Content starts

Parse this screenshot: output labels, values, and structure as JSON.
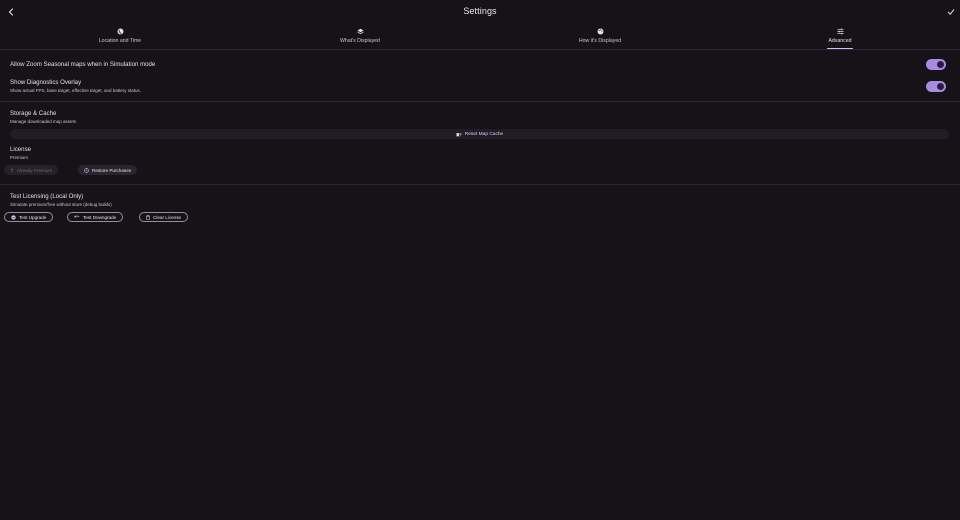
{
  "header": {
    "title": "Settings",
    "back_icon": "chevron-left-icon",
    "done_icon": "check-icon"
  },
  "tabs": [
    {
      "label": "Location and Time",
      "icon": "globe-icon",
      "active": false
    },
    {
      "label": "What's Displayed",
      "icon": "layers-icon",
      "active": false
    },
    {
      "label": "How it's Displayed",
      "icon": "palette-icon",
      "active": false
    },
    {
      "label": "Advanced",
      "icon": "tune-icon",
      "active": true
    }
  ],
  "advanced": {
    "zoom_seasonal": {
      "title": "Allow Zoom Seasonal maps when in Simulation mode",
      "enabled": true
    },
    "diagnostics": {
      "title": "Show Diagnostics Overlay",
      "subtitle": "Show actual FPS, base target, effective target, and battery status.",
      "enabled": true
    },
    "storage": {
      "title": "Storage & Cache",
      "subtitle": "Manage downloaded map assets",
      "reset_label": "Reset Map Cache"
    },
    "license": {
      "title": "License",
      "status": "Premium",
      "already_premium_label": "Already Premium",
      "restore_label": "Restore Purchases"
    },
    "test_licensing": {
      "title": "Test Licensing (Local Only)",
      "subtitle": "Simulate premium/free without store (debug builds)",
      "upgrade_label": "Test Upgrade",
      "downgrade_label": "Test Downgrade",
      "clear_label": "Clear License"
    }
  },
  "colors": {
    "background": "#151218",
    "accent": "#d4bbff",
    "switch_track": "#a98be0"
  }
}
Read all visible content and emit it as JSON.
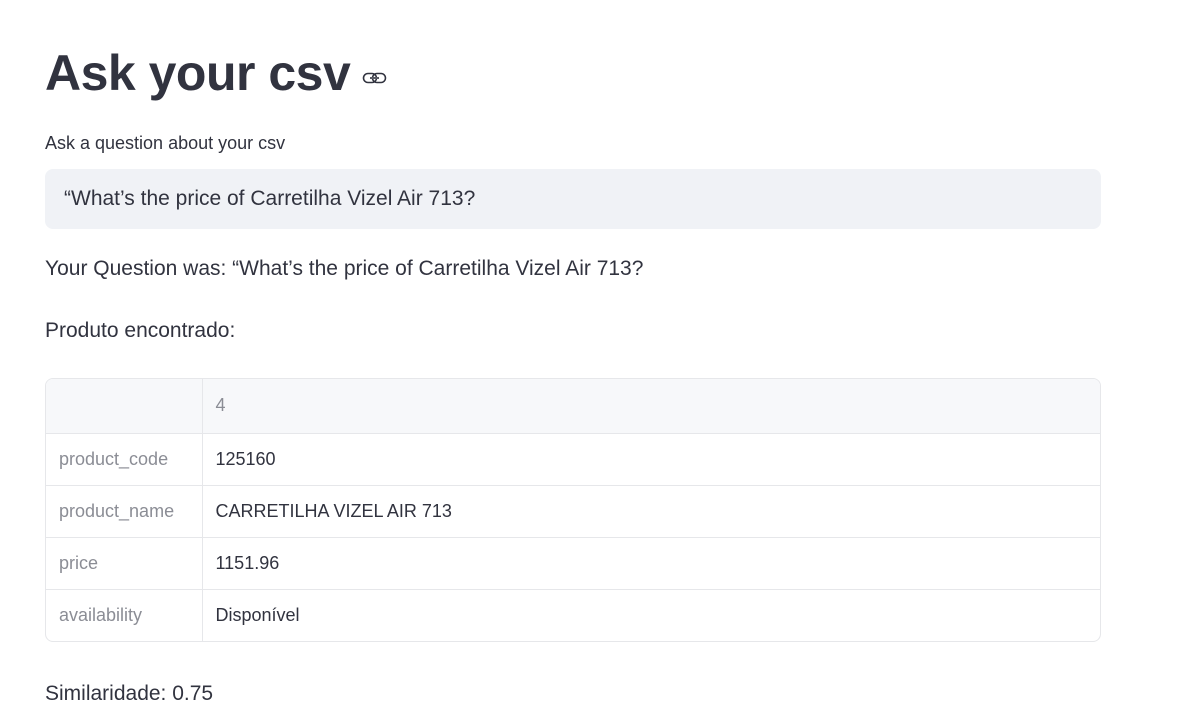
{
  "page": {
    "title": "Ask your csv"
  },
  "question": {
    "label": "Ask a question about your csv",
    "value": "“What’s the price of Carretilha Vizel Air 713?"
  },
  "answer": {
    "text": "Your Question was: “What’s the price of Carretilha Vizel Air 713?",
    "found_label": "Produto encontrado:"
  },
  "table": {
    "index_header": "",
    "column_header": "4",
    "rows": [
      {
        "key": "product_code",
        "value": "125160"
      },
      {
        "key": "product_name",
        "value": "CARRETILHA VIZEL AIR 713"
      },
      {
        "key": "price",
        "value": "1151.96"
      },
      {
        "key": "availability",
        "value": "Disponível"
      }
    ]
  },
  "similarity": {
    "text": "Similaridade: 0.75"
  },
  "colors": {
    "text": "#31333f",
    "muted": "#8b8d95",
    "input_bg": "#f0f2f6",
    "border": "#e6e7ea"
  },
  "icons": {
    "title_anchor": "link-icon"
  }
}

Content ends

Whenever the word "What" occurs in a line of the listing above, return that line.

[Result]:
      "label": "What's Displayed",
    "value": "“What’s the price of Carretilha Vizel Air 713?"
    "text": "Your Question was: “What’s the price of Carretilha Vizel Air 713?",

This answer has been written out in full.